Usually, the arrival of better weather and lighter evenings heralds the launch of Wakefield Civic Society’s programme of guided walks. These are usually led by me. They are a great way to show off my home city and the walks attract both people who live locally – who always learn something new – and people who are visitors to the city. This year, for the first time, I was planning to embark on a series of new guided walks in my own name, rather than under the banner of the civic society: you should see the plans I had for my ‘Carnival of the Animals’ walks!
Sadly, though, the coronavirus has kicked all such plans into touch, at least for the foreseeable future. This a great shame, not least because we were all set to resurrect our very successful ‘Historic Ghost Walks’ in the coming weeks.
At the end of 2018, I was contacted by Wakefield BID to explore the possibility of my doing some ghost walks around the city centre. It was pointed out that many cities have them and that they can be a big draw: ghost walks, I was told, are an increasingly popular way of finding out something of the history of a place while also having a bit of fun.
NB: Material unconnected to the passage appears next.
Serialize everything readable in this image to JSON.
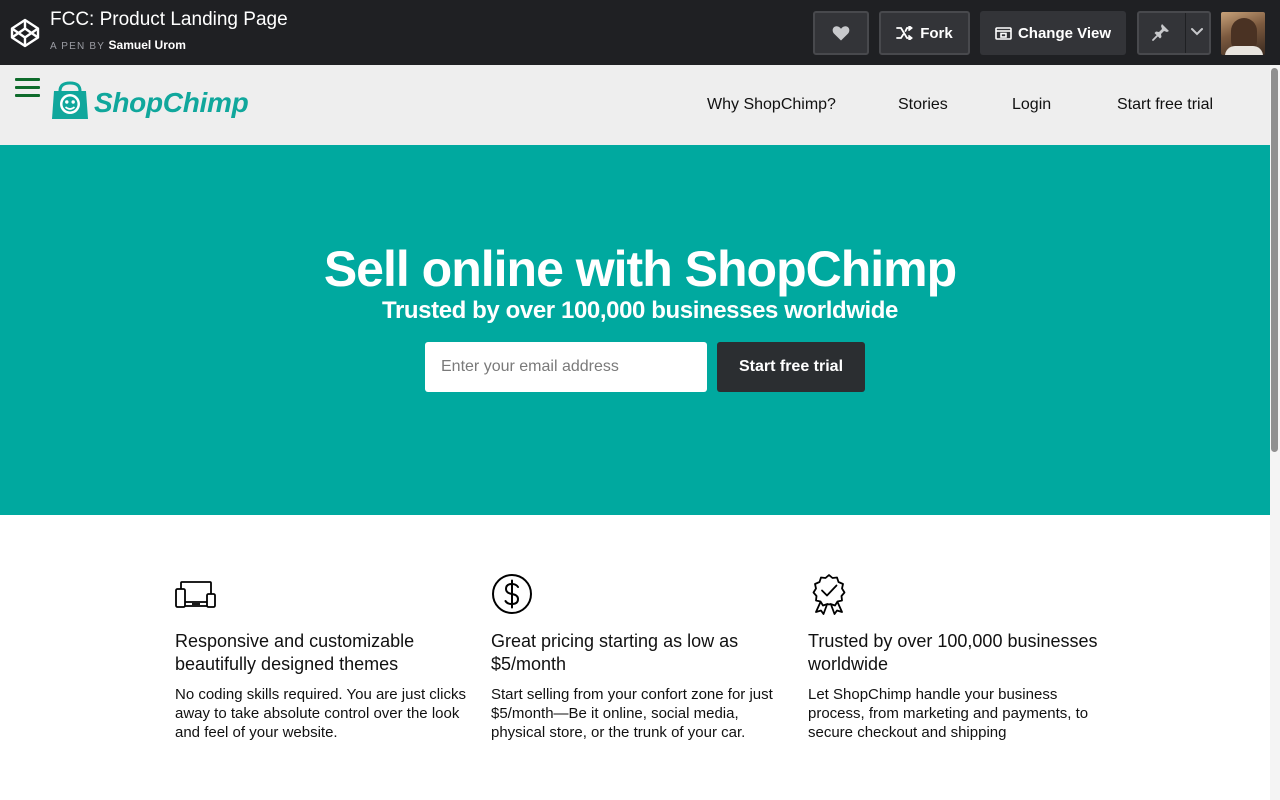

Having been on one myself in York a few years back, I understood what was meant and I said I’d give the idea some thought.
The first problem was that I don’t personally ‘believe’ in ghosts! I also had the credibility and reputation of the civic society to consider so I couldn’t just make things up. What I eventually came up with was more a ‘Murder and Misery’ tour, telling the rather sad stories of the malcontents and miscreants, the misfortunates and the miserabilists, who inhabited Victorian Wakefield. And if ever there was a time to take off the rose-tinted glasses about the ‘good old days’ my stories certainly had that effect!
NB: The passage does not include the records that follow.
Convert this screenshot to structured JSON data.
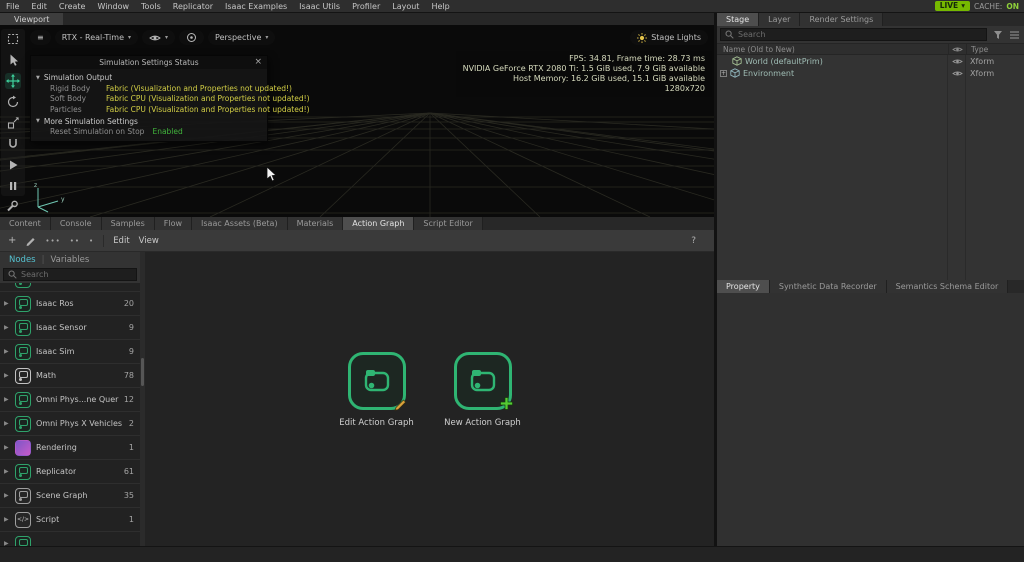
{
  "menubar": {
    "items": [
      "File",
      "Edit",
      "Create",
      "Window",
      "Tools",
      "Replicator",
      "Isaac Examples",
      "Isaac Utils",
      "Profiler",
      "Layout",
      "Help"
    ],
    "live_label": "LIVE",
    "cache_label": "CACHE:",
    "cache_state": "ON"
  },
  "viewport": {
    "tab_label": "Viewport",
    "renderer_label": "RTX - Real-Time",
    "camera_label": "Perspective",
    "stage_lights_label": "Stage Lights",
    "hud": {
      "line1": "FPS: 34.81, Frame time: 28.73 ms",
      "line2": "NVIDIA GeForce RTX 2080 Ti: 1.5 GiB used, 7.9 GiB available",
      "line3": "Host Memory: 16.2 GiB used, 15.1 GiB available",
      "line4": "1280x720"
    },
    "axis": {
      "up": "z",
      "right": "y"
    },
    "sim_panel": {
      "title": "Simulation Settings Status",
      "section_output": "Simulation Output",
      "rows": [
        {
          "label": "Rigid Body",
          "value": "Fabric (Visualization and Properties not updated!)"
        },
        {
          "label": "Soft Body",
          "value": "Fabric CPU (Visualization and Properties not updated!)"
        },
        {
          "label": "Particles",
          "value": "Fabric CPU (Visualization and Properties not updated!)"
        }
      ],
      "section_more": "More Simulation Settings",
      "reset_label": "Reset Simulation on Stop",
      "reset_value": "Enabled"
    }
  },
  "bottom_panel": {
    "tabs": [
      "Content",
      "Console",
      "Samples",
      "Flow",
      "Isaac Assets (Beta)",
      "Materials",
      "Action Graph",
      "Script Editor"
    ],
    "menus": {
      "edit": "Edit",
      "view": "View"
    },
    "subtabs": {
      "nodes": "Nodes",
      "variables": "Variables"
    },
    "search_placeholder": "Search",
    "categories": [
      {
        "name": "Isaac Ros",
        "count": 20
      },
      {
        "name": "Isaac Sensor",
        "count": 9
      },
      {
        "name": "Isaac Sim",
        "count": 9
      },
      {
        "name": "Math",
        "count": 78
      },
      {
        "name": "Omni Phys...ne Queries",
        "count": 12
      },
      {
        "name": "Omni Phys X Vehicles",
        "count": 2
      },
      {
        "name": "Rendering",
        "count": 1
      },
      {
        "name": "Replicator",
        "count": 61
      },
      {
        "name": "Scene Graph",
        "count": 35
      },
      {
        "name": "Script",
        "count": 1
      }
    ],
    "actions": {
      "edit": "Edit Action Graph",
      "new": "New Action Graph"
    },
    "help_label": "?"
  },
  "right_panel": {
    "tabs": [
      "Stage",
      "Layer",
      "Render Settings"
    ],
    "search_placeholder": "Search",
    "columns": {
      "name": "Name (Old to New)",
      "type": "Type"
    },
    "rows": [
      {
        "name": "World (defaultPrim)",
        "type": "Xform"
      },
      {
        "name": "Environment",
        "type": "Xform"
      }
    ],
    "property_tabs": [
      "Property",
      "Synthetic Data Recorder",
      "Semantics Schema Editor"
    ]
  },
  "icons": {
    "hamburger": "≡",
    "dropdown": "▾",
    "collapse": "▼",
    "chevron": "▶",
    "close": "×",
    "plus": "+",
    "dots3": "•••",
    "dots2": "••",
    "dot1": "•",
    "separator": "|",
    "expander_plus": "+"
  }
}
Although the walks were advertised as ‘Historic Ghost Walks’, the historic part was really that these were the first ghost walks to ever be offered in Wakefield (as far as we know!). We were also very clear in our promotions that there were no actual ghosts on the walks – well, none we expected anyway – and the ‘Ghosts not included’ strapline was prominently displayed. Despite this, the first batch of four ghost walks booked up solidly in a matter of days. We didn’t charge for the walks (thanks to a grant from Wakefield BID) and we had the usual problem of people booking and then not turning up (but these were compensated for in part by some people turning up who hadn’t booked!) but nonetheless over 100 people took part over the four walks.
So popular were the walks (and the demand expressed on social media was palpable) that I asked Wakefield BID to sponsor more walks, which they agreed to do. So, another four walks were offered in the autumn and they too were solidly booked, with bookings coming in within minutes of the walks being promoted on social media. A further 100+ people took part in the second set of walks.
The walks looked at some actual cases reported in the local press in the Victorian era and some original court records. Although we hadn’t heard of the coronavirus in the summer of 2019, Wakefield’s cholera outbreaks of the 19th century did get a mention on my walks, and we looked at the original location of the mass burial ground in the city centre (the remains were later removed to allow development to go ahead).
I didn’t have to do much original research of my own as the late Kate Taylor, a local historian and writer, had written a book (Foul Deeds and Suspicious Deaths in Wakefield) which contained many of the stories I needed (there are similar books in the series for other towns and cities written by different authors). All I had to do was to identify suitable stories, plot a route which took me past the crime scenes or where the stories had unfolded and then, on the night of each walk, help to set the scene by explaining some of the history of the buildings and the streets we were walking, adding some overarching social history about living conditions at the time, and tell the sometimes gory stories that made up the walks. A little embellishment and improvisation here and there, not to mention some occasional extemporisation, all helped to add colour.
Well, guess what? People loved it! They laughed a lot (yes, I know, people will laugh at anything!) and were very complimentary in their feedback. Hence our plans to bring them back in 2020.
Time will tell if it’s going to be possible to do that this year; I do that we can, but even if we don’t, I’m sure the walks will return when conditions allow. We all need something to look forward to and the walks were great fun, both for those taking part and for me to do. We may not have seen any actual ghosts last year, but I’d like to think that I raised a few spirits.